Attorney General Mark Brnovich is leading a coalition of 16 states to stop the Biden Administration’s so-called “Interim Guidance” which drastically and intentionally curtails enforcement of immigration laws. The policy dramatically halts nearly all deportations and immigration-related arrests, including for those convicted of dangerous aggravated felonies. Attorney General Brnovich and the coalition are asking the Fifth Circuit Court of Appeals to deny the Biden Administration’s request for a stay pending appeal so that President Biden’s illegal refusal to enforce immigration laws will be halted while the Administration’s appeal is ongoing.
“The Biden Administration continues to intentionally violate federal immigration laws and endanger all Americans,” said Attorney General Mark Brnovich. “We continue to see the release of convicted felons, COVID-19 positive migrants, and record levels of dangerous drugs into cities across our country. These reckless policies are illegal, unconscionable and disgraceful. The Biden Administration must be held accountable.”
In their amicus brief, the attorneys general detail how the Interim Guidance is fueling the border crisis and directly harming their states. The Administration’s refusal to enforce immigration laws is creating enormous law enforcement expenses for the states. Additionally, the Interim Guidance is posing a serious public safety risk to citizens. ICE officers are averaging just one interior arrest every 2.5 months. In Arizona, deportations for those outside of “priority categories,” including aggravated felons, have dropped by 98 percent since the “Interim Guidance” went into effect.
The Interim Guidance has also resulted in ICE lifting detainers on criminals who have completed their sentences. Instead of being deported, as required by law, they are released into communities, without any warning to the public and put on community supervision, paid for by taxpayers. In Arizona, the crimes for which the Biden Administration will no longer seek to deport violators for include: arson, armed robbery, misconduct involving weapons, and aggravated DUI. Over 6% of Arizona’s state prison populations (2,434 noncitizen inmates) currently have ICE detainers lodged on them.
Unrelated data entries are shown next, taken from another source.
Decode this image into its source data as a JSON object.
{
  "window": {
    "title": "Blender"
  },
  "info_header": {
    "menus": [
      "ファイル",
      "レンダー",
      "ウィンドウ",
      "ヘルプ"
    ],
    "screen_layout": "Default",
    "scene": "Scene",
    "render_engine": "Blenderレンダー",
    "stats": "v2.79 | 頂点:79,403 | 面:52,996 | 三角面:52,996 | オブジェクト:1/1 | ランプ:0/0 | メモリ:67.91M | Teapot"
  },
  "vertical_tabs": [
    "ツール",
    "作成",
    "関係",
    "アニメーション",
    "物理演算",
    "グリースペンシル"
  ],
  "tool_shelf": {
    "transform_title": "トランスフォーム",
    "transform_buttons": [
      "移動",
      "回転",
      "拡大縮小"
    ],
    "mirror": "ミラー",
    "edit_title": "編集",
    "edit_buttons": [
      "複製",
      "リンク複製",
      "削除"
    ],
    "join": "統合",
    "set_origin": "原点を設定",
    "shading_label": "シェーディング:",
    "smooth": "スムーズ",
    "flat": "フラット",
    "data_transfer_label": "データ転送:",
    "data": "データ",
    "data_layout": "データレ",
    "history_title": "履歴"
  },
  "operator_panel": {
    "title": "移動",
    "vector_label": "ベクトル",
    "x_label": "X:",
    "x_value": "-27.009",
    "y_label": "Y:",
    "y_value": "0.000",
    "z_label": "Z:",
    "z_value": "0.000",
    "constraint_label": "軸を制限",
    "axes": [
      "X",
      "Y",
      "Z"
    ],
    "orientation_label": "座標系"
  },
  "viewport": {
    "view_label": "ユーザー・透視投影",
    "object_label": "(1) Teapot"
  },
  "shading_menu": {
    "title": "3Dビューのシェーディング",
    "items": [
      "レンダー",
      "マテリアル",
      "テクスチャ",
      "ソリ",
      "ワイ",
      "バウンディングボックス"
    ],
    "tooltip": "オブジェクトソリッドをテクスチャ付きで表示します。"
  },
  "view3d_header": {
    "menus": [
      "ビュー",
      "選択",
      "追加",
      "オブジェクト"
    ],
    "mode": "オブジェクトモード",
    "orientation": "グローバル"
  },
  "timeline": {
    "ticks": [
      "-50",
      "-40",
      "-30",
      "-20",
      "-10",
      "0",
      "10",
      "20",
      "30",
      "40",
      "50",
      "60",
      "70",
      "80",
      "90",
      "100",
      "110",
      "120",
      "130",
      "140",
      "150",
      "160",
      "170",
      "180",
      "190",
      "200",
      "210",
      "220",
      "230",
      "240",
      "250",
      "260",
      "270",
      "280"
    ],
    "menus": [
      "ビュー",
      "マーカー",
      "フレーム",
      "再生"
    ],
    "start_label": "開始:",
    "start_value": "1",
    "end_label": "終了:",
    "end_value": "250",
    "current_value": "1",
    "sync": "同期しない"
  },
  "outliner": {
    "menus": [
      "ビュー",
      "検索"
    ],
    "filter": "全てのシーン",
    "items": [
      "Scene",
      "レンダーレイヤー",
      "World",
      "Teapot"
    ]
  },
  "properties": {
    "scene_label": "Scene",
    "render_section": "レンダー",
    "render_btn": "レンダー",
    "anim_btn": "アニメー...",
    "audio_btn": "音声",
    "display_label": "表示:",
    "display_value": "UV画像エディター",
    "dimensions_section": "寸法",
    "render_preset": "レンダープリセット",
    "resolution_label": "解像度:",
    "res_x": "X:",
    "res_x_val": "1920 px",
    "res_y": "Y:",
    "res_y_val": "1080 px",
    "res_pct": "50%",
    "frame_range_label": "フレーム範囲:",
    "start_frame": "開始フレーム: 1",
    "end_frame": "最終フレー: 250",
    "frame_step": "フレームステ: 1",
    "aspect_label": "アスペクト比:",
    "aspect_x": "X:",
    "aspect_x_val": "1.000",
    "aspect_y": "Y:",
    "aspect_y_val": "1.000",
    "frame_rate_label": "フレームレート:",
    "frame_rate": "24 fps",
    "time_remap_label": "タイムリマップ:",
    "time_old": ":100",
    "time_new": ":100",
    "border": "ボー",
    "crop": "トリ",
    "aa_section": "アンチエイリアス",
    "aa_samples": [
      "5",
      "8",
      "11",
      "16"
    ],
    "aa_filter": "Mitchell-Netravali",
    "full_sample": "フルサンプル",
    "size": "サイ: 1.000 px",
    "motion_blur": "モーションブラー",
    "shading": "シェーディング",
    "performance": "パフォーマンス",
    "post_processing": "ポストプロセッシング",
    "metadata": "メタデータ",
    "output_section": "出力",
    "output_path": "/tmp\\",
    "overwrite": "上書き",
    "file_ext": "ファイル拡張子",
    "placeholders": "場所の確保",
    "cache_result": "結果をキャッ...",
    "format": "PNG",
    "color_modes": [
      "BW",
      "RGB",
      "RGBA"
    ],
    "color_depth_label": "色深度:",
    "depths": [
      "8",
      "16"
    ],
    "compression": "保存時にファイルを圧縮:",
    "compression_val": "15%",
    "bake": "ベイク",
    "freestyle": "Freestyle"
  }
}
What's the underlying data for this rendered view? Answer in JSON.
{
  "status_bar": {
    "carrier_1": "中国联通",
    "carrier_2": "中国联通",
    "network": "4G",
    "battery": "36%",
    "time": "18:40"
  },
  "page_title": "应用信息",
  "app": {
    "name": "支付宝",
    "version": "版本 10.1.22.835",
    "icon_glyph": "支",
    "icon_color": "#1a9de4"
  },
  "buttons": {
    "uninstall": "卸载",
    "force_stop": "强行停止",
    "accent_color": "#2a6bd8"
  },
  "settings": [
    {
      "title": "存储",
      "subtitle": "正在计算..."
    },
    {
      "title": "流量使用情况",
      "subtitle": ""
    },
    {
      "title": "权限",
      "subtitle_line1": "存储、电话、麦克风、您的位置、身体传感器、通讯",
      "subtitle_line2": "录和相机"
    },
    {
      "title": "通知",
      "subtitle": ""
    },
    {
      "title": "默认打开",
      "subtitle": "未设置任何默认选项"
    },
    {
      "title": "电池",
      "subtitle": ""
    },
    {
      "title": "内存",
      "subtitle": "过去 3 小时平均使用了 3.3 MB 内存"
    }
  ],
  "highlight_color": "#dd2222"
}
The attorneys general argue that the Interim Guidance is incentivizing illegal border crossings because migrants know that if they get caught, and even if they commit a violent crime, they won’t be deported. Since the policy was implemented in February 2021, apprehensions along the southern border have increased every month. In July, the U.S. Border Patrol reported more than 200,000 encounters with migrants along the U.S. Mexico border—the highest figure in 21 years. In stark contrast, encounters numbered only around 78,000 in January, and 41,000 in July 2020. The United States Department of Homeland Security (DHS) itself even recently admitted in a sworn declaration that it is “encountering record numbers of noncitizens … at the border” that “have strained DHS operations and caused border facilities to be filled beyond their normal operating capacity.”
The Interim Guidance is in direct violation of federal law (8 U.S.C. § 1231), which mandates that ICE “shall” remove an alien, who has received a final deportation order, from the United States within 90 days. As recently upheld this summer by the Supreme Court of the United States (SCOTUS) in a separate case (Johnson v. Guzman Chavez) “shall” means “must,” i.e. it is mandatory language. But the Biden Administration effectively reads “shall” to mean “may—and usually won’t.”
The coalition points out the Biden Administration’s consistent disregard for the rule of law, citing its recent moratorium on evictions. SCOTUS previously ruled the Biden Administration couldn’t extend the ban without congressional authorization but did so anyway despite President Biden admitting that his extension was “not likely to pass constitutional muster.” In that observation he was absolutely correct, with the Supreme Court holding that challengers to the extension were “virtually certain to succeed … on their argument that the [Administration] exceeded its authority.”
The attorneys general wrote: “The border is in crisis. This Administration is increasingly and alarmingly lawless. And the States continue to suffer escalating irreparable harm as the border slips further and further away from the Administration’s control. This Court should deny Federal Defendants’ motion for a stay pending appeal.”
Joining Arizona Attorney General Brnovich are the attorneys general from: Alabama, Arkansas, Florida, Georgia, Indiana, Kansas, Mississippi, Missouri, Montana, Nebraska, Ohio, South Carolina, South Dakota, Utah, and West Virginia.
Copy of Coalition’s Amicus Brief here.